Liz Truss and Kwasi Kwarteng have two big and important things right. First, growth matters. We should be, and should have been, far more focused on securing it. Second, redistribution isn’t everything, and it is not the yardstick against which every policy should be judged.
The first point should be obvious. It is a lack of productivity growth that has led to the stalling of earnings and living standards, to the younger generation falling behind their parents economically and to the lack of money available for public services. To a large extent, that lack of growth has been a choice. We have chosen not to invest in education, liberalise the planning system or stay in the European single market. The combined cost of this is huge.
Simply cutting tax won’t fix the problem, but we saw some hopeful signs in the fiscal statement on Friday that Kwarteng, the new chancellor, will take other elements seriously. The clear signal that the planning system will be overhauled was most welcome, though it is worth recalling that Boris Johnson was equally committed to reform right up to the point at which he lost a by-election. There are trade-offs. We have been on the wrong side of those trade-offs for far too long.
The reductions in stamp duty were also helpful, though surprisingly modest in the context of such big changes elsewhere. Oddly, this was the one area in which the redistribution yardstick did seem to be playing an important role. The main benefits of the reform will go to first-time buyers and those buying and selling lower-priced properties. But this is a case in point. The immediate impact by income or wealth decile is not the most important issue. Stamp duty rates are much higher for more expensive houses. This is a bad and damaging tax that gums up the housing market, hinders labour mobility and reduces economic efficiency. Bigger cuts would have been a good thing, even if they had benefited the better off.
The other tax policy decisions were clearly made with no eye to concerns about redistribution. The cut to national insurance contributions and, especially, the abolition of the additional 45 per cent rate of income tax clearly benefit the better off the most. When Rishi Sunak, as chancellor, announced the increase to national insurance contributions, I was among many others in expressing concerns. It would have been both more economically efficient and more equitable to have increased income tax. Yet many have complained that returning contributions to their previous level is regressive. That is true. It benefits higher earners more, both in cash terms and proportionally, than lower earners. It benefits the poorest not at all.
However, that complaint can be based only on a presumption that the tax system as of last year was not progressive enough and that, imperfect as it was, Sunak’s national insurance increase improved the system because it made it more progressive. That is not self-evidently true. It is not, and cannot be, the case that every move to greater progressivity is an improvement.
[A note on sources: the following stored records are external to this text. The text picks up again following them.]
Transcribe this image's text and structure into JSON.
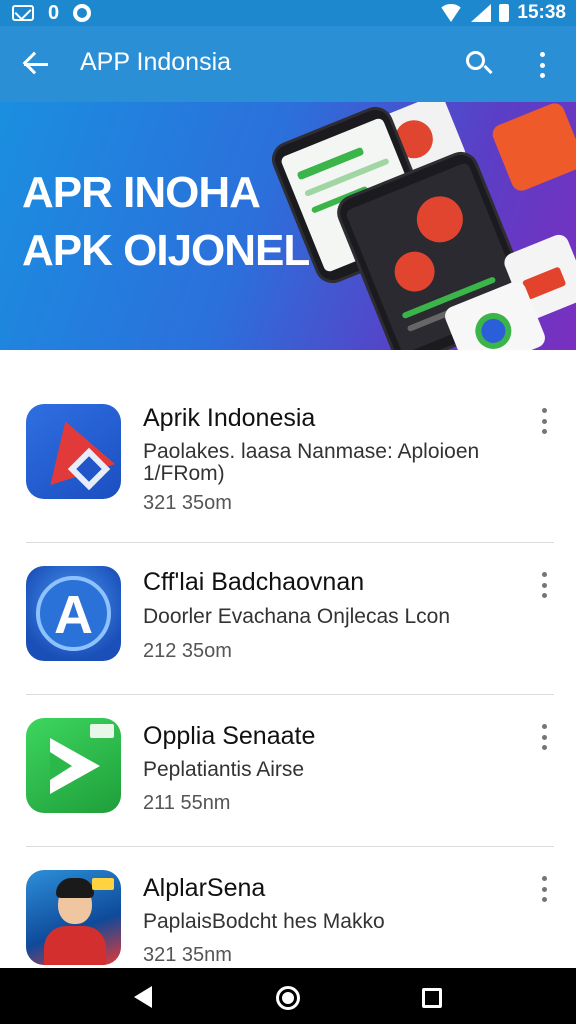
{
  "status_bar": {
    "time": "15:38",
    "left_icons": [
      "mail-icon",
      "o-notification-icon",
      "dot-notification-icon"
    ],
    "left_glyph": "0",
    "right_icons": [
      "wifi-icon",
      "signal-icon",
      "battery-icon"
    ]
  },
  "app_bar": {
    "title": "APP Indonsia",
    "back_icon": "arrow-back-icon",
    "search_icon": "search-icon",
    "more_icon": "more-vert-icon",
    "color": "#2b8fd6"
  },
  "banner": {
    "line1": "APR INOHA",
    "line2": "APK OIJONEL",
    "gradient_start": "#1a8fe0",
    "gradient_end": "#7a2fc0"
  },
  "apps": [
    {
      "name": "Aprik Indonesia",
      "desc_line1": "Paolakes. laasa Nanmase: Aploioen",
      "desc_line2": "1/FRom)",
      "size": "321 35om",
      "icon": "red-blue-a-app-icon"
    },
    {
      "name": "Cff'lai Badchaovnan",
      "desc_line1": "Doorler Evachana Onjlecas Lcon",
      "size": "212 35om",
      "icon": "blue-a-circle-app-icon"
    },
    {
      "name": "Opplia Senaate",
      "desc_line1": "Peplatiantis Airse",
      "size": "211 55nm",
      "icon": "green-arrow-app-icon"
    },
    {
      "name": "AlplarSena",
      "desc_line1": "PaplaisBodcht hes Makko",
      "size": "321 35nm",
      "icon": "person-portrait-app-icon"
    }
  ],
  "nav_bar": {
    "icons": [
      "nav-back-icon",
      "nav-home-icon",
      "nav-recents-icon"
    ]
  }
}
There comes a point at which that becomes inefficient, by damping incentives, and inequitable, by not rewarding skills and hard work. If, like Kwarteng, you believe — wrongly, in my view — that a tax rise was unnecessary, then returning to the previous status quo must be a defensible policy.
The big surprise in this not-so-mini-budget, though, was the abolition of the 45 per cent additional rate of income tax. That directly benefits the 600,000 or so people — just over 1 per cent of adults — with incomes over £150,000. The cash benefit for the very richest is very large. To make it into the top 0.1 per cent you need an annual income of about £600,000. Members of that fortunate elite will benefit to the tune of more than £20,000 each.
As with most of what was announced, this policy is completely at odds with the position of all the Conservative chancellors since 2010. Yes, George Osborne reduced the top rate from 50 per cent to 45 per cent, but otherwise he and his successors followed a policy of gradually, quietly — almost surreptitiously — putting the squeeze on the highest earners. The point at which the top rate comes into force, £150,000, was never indexed for inflation, with the result that almost three times as many people pay it today as was the case when it was introduced in 2010.
Kwarteng said that he was simply taking the system back to where it was for almost the whole of the New Labour period of government. In fact, the removal of most pension relief for top earners will leave many of them paying more tax than they would have done in those years between 1997 and 2010. And while there is much uncertainty, if Treasury estimates are right the fiscal cost will be modest, at about £2 billion a year. That’s a lot less than the £6 billion it would cost if nobody changed their behaviour. The betting is that many of these top earners will put less effort into managing their tax affairs if the top rate is lowered.
So, the cost is likely to be small. But so are the likely benefits. There really is little convincing evidence that this will make much difference to economic growth. The income distribution in the UK is unusually wide by international standards, and the richest in the UK are already considerably further ahead of the rest of the population than is the case in almost any other comparable country. The incentives to climb to the top of the income ladder are already very clear indeed.
As I said before, redistribution is not the only yardstick by which policy should be measured. But setting out to further increase the gap between the top earners and the rest suggests that it is not even one of the yardsticks for which our new chancellor will be reaching.
This article was first published in The Times, and is reproduced here with kind permission.